#### THE PROBLEM:
When a line in the listing below contains the word "Solvetic", return a copy of that line.

#### THE INPUT:
□ □ □ □ □ □ □

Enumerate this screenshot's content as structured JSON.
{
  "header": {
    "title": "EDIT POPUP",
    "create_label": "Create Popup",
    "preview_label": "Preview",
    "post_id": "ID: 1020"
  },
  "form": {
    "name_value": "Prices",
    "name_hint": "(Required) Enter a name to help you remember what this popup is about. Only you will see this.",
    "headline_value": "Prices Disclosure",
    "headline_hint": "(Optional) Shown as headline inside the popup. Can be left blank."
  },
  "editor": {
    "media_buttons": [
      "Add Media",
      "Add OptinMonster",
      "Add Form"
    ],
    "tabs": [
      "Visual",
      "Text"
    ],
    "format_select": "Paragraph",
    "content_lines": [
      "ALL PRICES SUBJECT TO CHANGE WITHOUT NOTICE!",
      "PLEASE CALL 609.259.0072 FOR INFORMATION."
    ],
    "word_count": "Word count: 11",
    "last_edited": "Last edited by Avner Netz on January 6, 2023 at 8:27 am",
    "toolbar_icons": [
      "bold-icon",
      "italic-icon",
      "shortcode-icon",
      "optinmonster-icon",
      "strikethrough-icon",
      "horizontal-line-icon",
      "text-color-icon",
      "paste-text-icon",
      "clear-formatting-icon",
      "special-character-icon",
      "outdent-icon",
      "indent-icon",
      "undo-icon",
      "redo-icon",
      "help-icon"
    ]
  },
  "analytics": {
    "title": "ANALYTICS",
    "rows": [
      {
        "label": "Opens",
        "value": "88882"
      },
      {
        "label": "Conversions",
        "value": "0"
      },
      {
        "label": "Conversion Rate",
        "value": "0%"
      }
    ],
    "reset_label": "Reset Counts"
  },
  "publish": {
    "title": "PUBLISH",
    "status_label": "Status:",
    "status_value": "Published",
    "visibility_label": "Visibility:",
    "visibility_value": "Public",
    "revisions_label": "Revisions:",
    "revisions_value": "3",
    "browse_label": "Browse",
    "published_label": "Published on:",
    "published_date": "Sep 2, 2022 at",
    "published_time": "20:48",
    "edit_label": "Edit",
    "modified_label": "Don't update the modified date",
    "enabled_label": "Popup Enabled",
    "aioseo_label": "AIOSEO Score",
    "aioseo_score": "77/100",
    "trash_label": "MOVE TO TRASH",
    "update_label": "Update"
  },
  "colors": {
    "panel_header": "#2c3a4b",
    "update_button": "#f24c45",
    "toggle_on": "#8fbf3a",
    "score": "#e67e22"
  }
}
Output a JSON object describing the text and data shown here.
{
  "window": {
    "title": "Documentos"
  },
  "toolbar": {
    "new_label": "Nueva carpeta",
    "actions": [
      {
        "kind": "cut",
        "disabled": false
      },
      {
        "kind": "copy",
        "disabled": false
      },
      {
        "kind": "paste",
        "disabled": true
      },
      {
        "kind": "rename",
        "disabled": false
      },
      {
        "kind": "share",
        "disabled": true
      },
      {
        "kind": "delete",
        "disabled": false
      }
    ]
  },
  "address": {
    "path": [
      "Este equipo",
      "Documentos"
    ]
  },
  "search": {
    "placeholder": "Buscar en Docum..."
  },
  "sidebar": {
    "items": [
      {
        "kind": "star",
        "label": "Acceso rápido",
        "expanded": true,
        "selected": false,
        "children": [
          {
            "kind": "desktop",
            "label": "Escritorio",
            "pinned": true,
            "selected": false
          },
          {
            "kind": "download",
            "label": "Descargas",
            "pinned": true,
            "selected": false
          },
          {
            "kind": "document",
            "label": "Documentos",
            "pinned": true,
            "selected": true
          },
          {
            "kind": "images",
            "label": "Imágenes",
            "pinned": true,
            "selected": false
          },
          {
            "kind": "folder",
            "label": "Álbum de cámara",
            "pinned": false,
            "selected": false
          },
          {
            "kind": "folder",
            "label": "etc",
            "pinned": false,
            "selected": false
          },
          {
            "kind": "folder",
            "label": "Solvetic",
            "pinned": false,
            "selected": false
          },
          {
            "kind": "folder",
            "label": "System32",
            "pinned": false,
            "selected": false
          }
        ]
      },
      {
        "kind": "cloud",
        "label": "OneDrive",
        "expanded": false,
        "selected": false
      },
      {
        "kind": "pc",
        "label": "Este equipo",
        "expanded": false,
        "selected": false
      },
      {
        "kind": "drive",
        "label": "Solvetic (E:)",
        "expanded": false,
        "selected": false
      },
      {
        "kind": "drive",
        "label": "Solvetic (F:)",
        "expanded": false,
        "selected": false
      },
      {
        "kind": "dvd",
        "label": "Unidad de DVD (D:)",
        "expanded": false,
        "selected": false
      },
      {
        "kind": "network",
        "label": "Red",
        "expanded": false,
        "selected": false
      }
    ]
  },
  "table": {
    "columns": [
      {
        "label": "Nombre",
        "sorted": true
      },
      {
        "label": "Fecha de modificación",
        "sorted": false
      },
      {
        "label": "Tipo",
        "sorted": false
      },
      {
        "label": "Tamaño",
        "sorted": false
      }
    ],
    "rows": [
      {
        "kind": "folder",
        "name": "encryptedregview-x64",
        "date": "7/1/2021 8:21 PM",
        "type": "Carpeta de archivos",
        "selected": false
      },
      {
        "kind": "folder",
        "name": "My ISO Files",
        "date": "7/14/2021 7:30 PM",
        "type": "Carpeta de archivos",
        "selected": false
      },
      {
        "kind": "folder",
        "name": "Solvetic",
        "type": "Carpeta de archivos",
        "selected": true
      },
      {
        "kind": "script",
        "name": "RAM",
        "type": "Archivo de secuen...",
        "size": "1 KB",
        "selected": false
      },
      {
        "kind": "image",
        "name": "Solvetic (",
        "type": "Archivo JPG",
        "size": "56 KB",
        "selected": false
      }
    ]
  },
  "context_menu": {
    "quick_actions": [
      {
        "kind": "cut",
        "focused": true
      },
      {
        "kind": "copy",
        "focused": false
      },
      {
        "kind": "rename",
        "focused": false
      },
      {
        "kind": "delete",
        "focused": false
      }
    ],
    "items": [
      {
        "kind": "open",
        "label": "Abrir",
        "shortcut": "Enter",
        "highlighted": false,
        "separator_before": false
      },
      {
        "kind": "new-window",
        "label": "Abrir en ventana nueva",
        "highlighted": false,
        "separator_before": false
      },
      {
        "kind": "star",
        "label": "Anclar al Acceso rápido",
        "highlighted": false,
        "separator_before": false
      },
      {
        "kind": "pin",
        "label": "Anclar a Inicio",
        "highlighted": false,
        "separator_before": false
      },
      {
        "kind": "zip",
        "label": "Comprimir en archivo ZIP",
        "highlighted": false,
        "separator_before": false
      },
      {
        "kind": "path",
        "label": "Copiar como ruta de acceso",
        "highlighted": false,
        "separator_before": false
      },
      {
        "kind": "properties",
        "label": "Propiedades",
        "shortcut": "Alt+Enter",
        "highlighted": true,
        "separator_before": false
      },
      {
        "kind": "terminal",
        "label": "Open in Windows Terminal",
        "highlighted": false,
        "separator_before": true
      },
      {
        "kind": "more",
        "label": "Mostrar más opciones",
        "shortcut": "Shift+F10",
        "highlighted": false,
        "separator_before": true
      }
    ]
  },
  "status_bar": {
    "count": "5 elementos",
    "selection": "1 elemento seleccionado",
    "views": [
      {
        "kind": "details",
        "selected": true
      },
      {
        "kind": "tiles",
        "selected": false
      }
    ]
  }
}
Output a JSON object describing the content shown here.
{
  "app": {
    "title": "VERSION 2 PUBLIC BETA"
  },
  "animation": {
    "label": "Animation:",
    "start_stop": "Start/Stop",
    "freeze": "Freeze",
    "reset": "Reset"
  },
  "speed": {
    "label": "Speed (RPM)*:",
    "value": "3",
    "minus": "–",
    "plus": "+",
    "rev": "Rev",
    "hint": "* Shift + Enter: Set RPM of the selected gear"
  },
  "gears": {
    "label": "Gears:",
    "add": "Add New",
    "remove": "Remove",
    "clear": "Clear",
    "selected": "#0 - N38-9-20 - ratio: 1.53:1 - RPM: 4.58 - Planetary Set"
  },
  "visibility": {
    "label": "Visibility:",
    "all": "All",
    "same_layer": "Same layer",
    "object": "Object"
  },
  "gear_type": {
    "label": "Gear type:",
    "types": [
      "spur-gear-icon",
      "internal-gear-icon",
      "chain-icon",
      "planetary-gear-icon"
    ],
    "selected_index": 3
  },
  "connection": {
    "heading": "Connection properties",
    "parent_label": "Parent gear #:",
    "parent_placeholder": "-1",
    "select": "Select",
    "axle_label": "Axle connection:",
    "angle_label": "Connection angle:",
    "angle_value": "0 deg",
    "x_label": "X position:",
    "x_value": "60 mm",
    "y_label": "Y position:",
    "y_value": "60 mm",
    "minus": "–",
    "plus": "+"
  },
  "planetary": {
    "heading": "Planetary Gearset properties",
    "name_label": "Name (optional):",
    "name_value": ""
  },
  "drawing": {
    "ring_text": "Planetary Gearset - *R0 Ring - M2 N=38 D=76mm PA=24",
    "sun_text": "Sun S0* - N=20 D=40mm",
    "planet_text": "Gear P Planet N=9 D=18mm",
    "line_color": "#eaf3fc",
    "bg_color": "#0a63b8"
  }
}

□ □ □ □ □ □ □

#### SOLUTION TO THIS PROBLEM:
            "label": "Solvetic",
        "label": "Solvetic (E:)",
        "label": "Solvetic (F:)",
        "name": "Solvetic",
        "name": "Solvetic (",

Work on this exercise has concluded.